Given records:
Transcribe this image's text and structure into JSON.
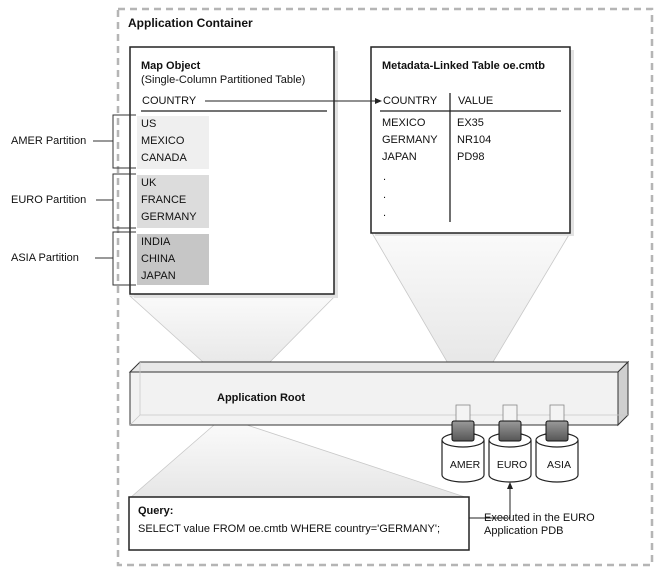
{
  "container": {
    "title": "Application Container"
  },
  "map_object": {
    "title": "Map Object",
    "subtitle": "(Single-Column Partitioned Table)",
    "column": "COUNTRY",
    "partitions": [
      {
        "label": "AMER Partition",
        "rows": [
          "US",
          "MEXICO",
          "CANADA"
        ],
        "color": "#eeeeee"
      },
      {
        "label": "EURO Partition",
        "rows": [
          "UK",
          "FRANCE",
          "GERMANY"
        ],
        "color": "#dcdcdc"
      },
      {
        "label": "ASIA Partition",
        "rows": [
          "INDIA",
          "CHINA",
          "JAPAN"
        ],
        "color": "#c4c4c4"
      }
    ]
  },
  "linked_table": {
    "title": "Metadata-Linked Table oe.cmtb",
    "columns": [
      "COUNTRY",
      "VALUE"
    ],
    "rows": [
      [
        "MEXICO",
        "EX35"
      ],
      [
        "GERMANY",
        "NR104"
      ],
      [
        "JAPAN",
        "PD98"
      ],
      [
        ".",
        ""
      ],
      [
        ".",
        ""
      ],
      [
        ".",
        ""
      ]
    ]
  },
  "app_root": {
    "label": "Application Root"
  },
  "pdbs": [
    "AMER",
    "EURO",
    "ASIA"
  ],
  "query": {
    "label": "Query:",
    "sql": "SELECT value FROM oe.cmtb WHERE country='GERMANY';"
  },
  "execution_note": {
    "line1": "Executed in the EURO",
    "line2": "Application PDB"
  }
}
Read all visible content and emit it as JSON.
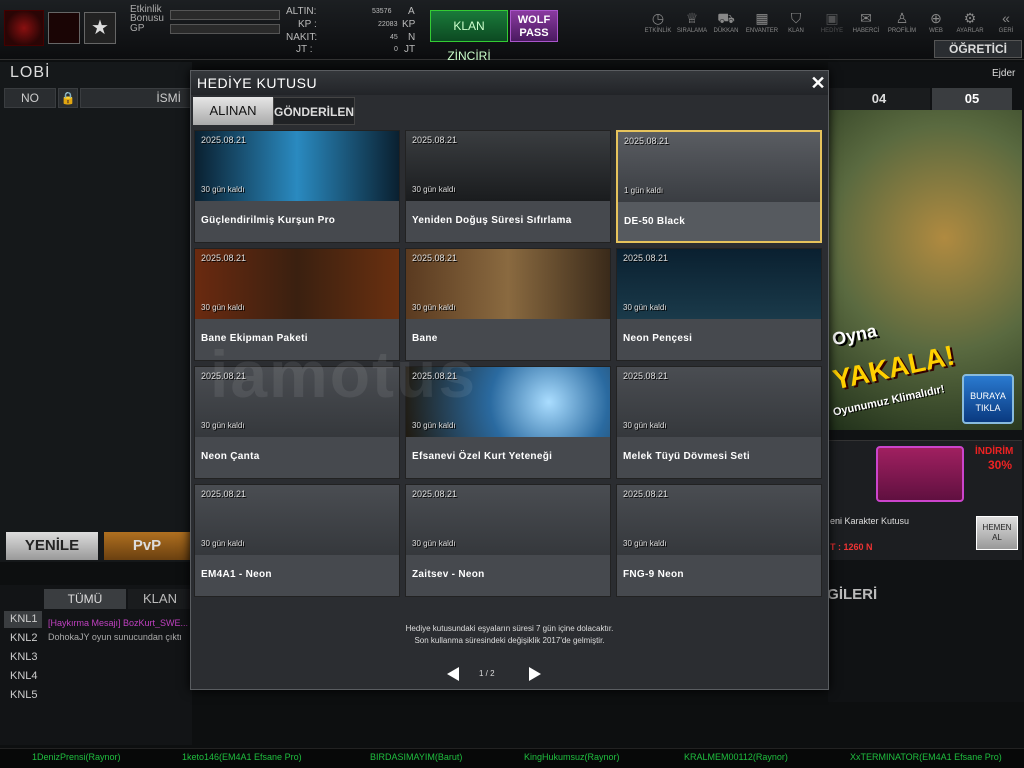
{
  "topbar": {
    "etkinlik_label": "Etkinlik",
    "bonusu_label": "Bonusu",
    "gp_label": "GP",
    "currencies": [
      {
        "label": "ALTIN:",
        "value": "53576",
        "unit": "A"
      },
      {
        "label": "KP :",
        "value": "22083",
        "unit": "KP"
      },
      {
        "label": "NAKIT:",
        "value": "45",
        "unit": "N"
      },
      {
        "label": "JT :",
        "value": "0",
        "unit": "JT"
      }
    ],
    "klan_btn": "KLAN ZİNCİRİ",
    "wolf_btn_1": "WOLF",
    "wolf_btn_2": "PASS",
    "nav": [
      {
        "label": "ETKİNLİK",
        "icon": "clock-icon",
        "glyph": "◷"
      },
      {
        "label": "SIRALAMA",
        "icon": "medal-icon",
        "glyph": "♕"
      },
      {
        "label": "DÜKKAN",
        "icon": "cart-icon",
        "glyph": "⛟"
      },
      {
        "label": "ENVANTER",
        "icon": "inventory-icon",
        "glyph": "▦"
      },
      {
        "label": "KLAN",
        "icon": "shield-icon",
        "glyph": "⛉"
      },
      {
        "label": "HEDİYE",
        "icon": "gift-icon",
        "glyph": "▣"
      },
      {
        "label": "HABERCİ",
        "icon": "megaphone-icon",
        "glyph": "✉"
      },
      {
        "label": "PROFİLİM",
        "icon": "profile-icon",
        "glyph": "♙"
      },
      {
        "label": "WEB",
        "icon": "globe-icon",
        "glyph": "⊕"
      },
      {
        "label": "AYARLAR",
        "icon": "gear-icon",
        "glyph": "⚙"
      },
      {
        "label": "GERİ",
        "icon": "back-icon",
        "glyph": "«"
      }
    ],
    "ogretici": "ÖĞRETİCİ"
  },
  "lobby": {
    "title": "LOBİ",
    "col_no": "NO",
    "col_name": "İSMİ",
    "yenile": "YENİLE",
    "pvp": "PvP",
    "tab_all": "TÜMÜ",
    "tab_clan": "KLAN",
    "channels": [
      "KNL1",
      "KNL2",
      "KNL3",
      "KNL4",
      "KNL5"
    ],
    "chat": [
      {
        "text": "[Haykırma Mesajı] BozKurt_SWE...",
        "color": "#c040c0"
      },
      {
        "text": "DohokaJY oyun sunucundan çıktı",
        "color": "#aaaaaa"
      }
    ]
  },
  "modal": {
    "title": "HEDİYE KUTUSU",
    "tab_received": "ALINAN",
    "tab_sent": "GÖNDERİLEN",
    "items": [
      {
        "date": "2025.08.21",
        "days": "30 gün kaldı",
        "name": "Güçlendirilmiş Kurşun Pro",
        "bg": "linear-gradient(90deg,#0a2030,#2a8ac0,#0a2030)"
      },
      {
        "date": "2025.08.21",
        "days": "30 gün kaldı",
        "name": "Yeniden Doğuş Süresi Sıfırlama",
        "bg": "linear-gradient(#3a3d40,#1a1c1e)"
      },
      {
        "date": "2025.08.21",
        "days": "1 gün kaldı",
        "name": "DE-50 Black",
        "bg": "linear-gradient(#5a5d62,#3a3d42)"
      },
      {
        "date": "2025.08.21",
        "days": "30 gün kaldı",
        "name": "Bane Ekipman Paketi",
        "bg": "linear-gradient(90deg,#6a2a10,#3a2010,#6a3010)"
      },
      {
        "date": "2025.08.21",
        "days": "30 gün kaldı",
        "name": "Bane",
        "bg": "linear-gradient(90deg,#5a3a20,#8a6a40,#3a2a1a)"
      },
      {
        "date": "2025.08.21",
        "days": "30 gün kaldı",
        "name": "Neon Pençesi",
        "bg": "linear-gradient(#0a2030,#1a3a4a)"
      },
      {
        "date": "2025.08.21",
        "days": "30 gün kaldı",
        "name": "Neon Çanta",
        "bg": "linear-gradient(#4a4d52,#35383c)"
      },
      {
        "date": "2025.08.21",
        "days": "30 gün kaldı",
        "name": "Efsanevi Özel Kurt Yeteneği",
        "bg": "radial-gradient(circle at 70% 50%,#aaddff,#2a6aa0 40%,#201a10)"
      },
      {
        "date": "2025.08.21",
        "days": "30 gün kaldı",
        "name": "Melek Tüyü Dövmesi Seti",
        "bg": "linear-gradient(#4a4d52,#35383c)"
      },
      {
        "date": "2025.08.21",
        "days": "30 gün kaldı",
        "name": "EM4A1 - Neon",
        "bg": "linear-gradient(#4a4d52,#35383c)"
      },
      {
        "date": "2025.08.21",
        "days": "30 gün kaldı",
        "name": "Zaitsev - Neon",
        "bg": "linear-gradient(#4a4d52,#35383c)"
      },
      {
        "date": "2025.08.21",
        "days": "30 gün kaldı",
        "name": "FNG-9 Neon",
        "bg": "linear-gradient(#4a4d52,#35383c)"
      }
    ],
    "info_line1": "Hediye kutusundaki eşyaların süresi 7 gün içine dolacaktır.",
    "info_line2": "Son kullanma süresindeki değişiklik 2017'de gelmiştir.",
    "page": "1 / 2"
  },
  "right": {
    "user": "Ejder",
    "tab_04": "04",
    "tab_05": "05",
    "banner_oyna": "Oyna",
    "banner_yakala": "YAKALA!",
    "banner_klima": "Oyunumuz Klimalıdır!",
    "buraya": "BURAYA TIKLA",
    "indirim": "İNDİRİM",
    "pct": "30%",
    "shop_item": "eni Karakter Kutusu",
    "shop_price": "T : 1260 N",
    "hemen": "HEMEN AL",
    "bilgi_title": "LGİLERİ"
  },
  "bottom_players": [
    "1DenizPrensi(Raynor)",
    "1keto146(EM4A1 Efsane Pro)",
    "BIRDASIMAYIM(Barut)",
    "KingHukumsuz(Raynor)",
    "KRALMEM00112(Raynor)",
    "XxTERMINATOR(EM4A1 Efsane Pro)"
  ],
  "watermark": "iamotus"
}
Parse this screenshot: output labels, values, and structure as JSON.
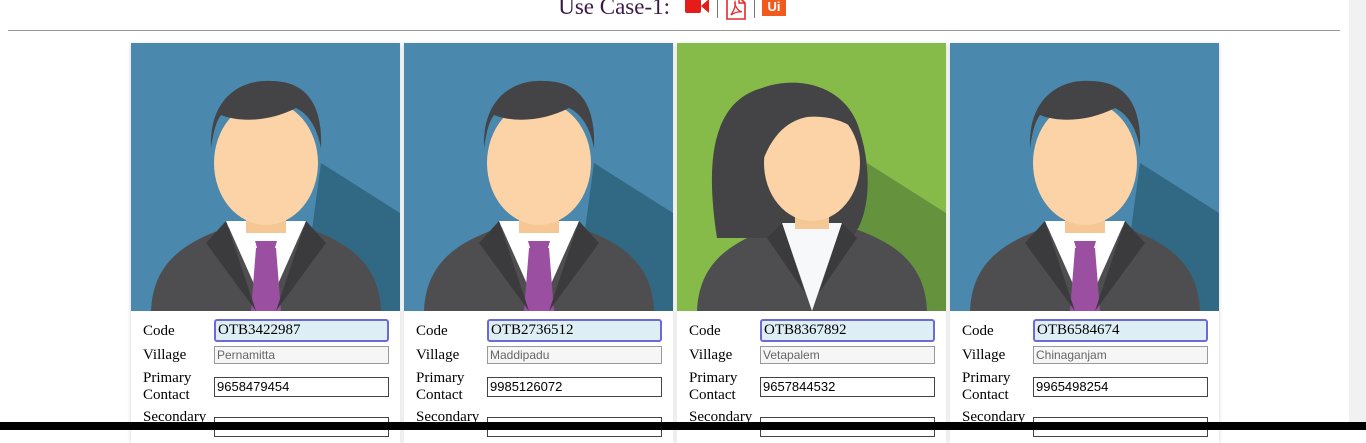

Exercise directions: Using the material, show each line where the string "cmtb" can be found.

Response area:
    "title": "Metadata-Linked Table oe.cmtb",
    "sql": "SELECT value FROM oe.cmtb WHERE country='GERMANY';"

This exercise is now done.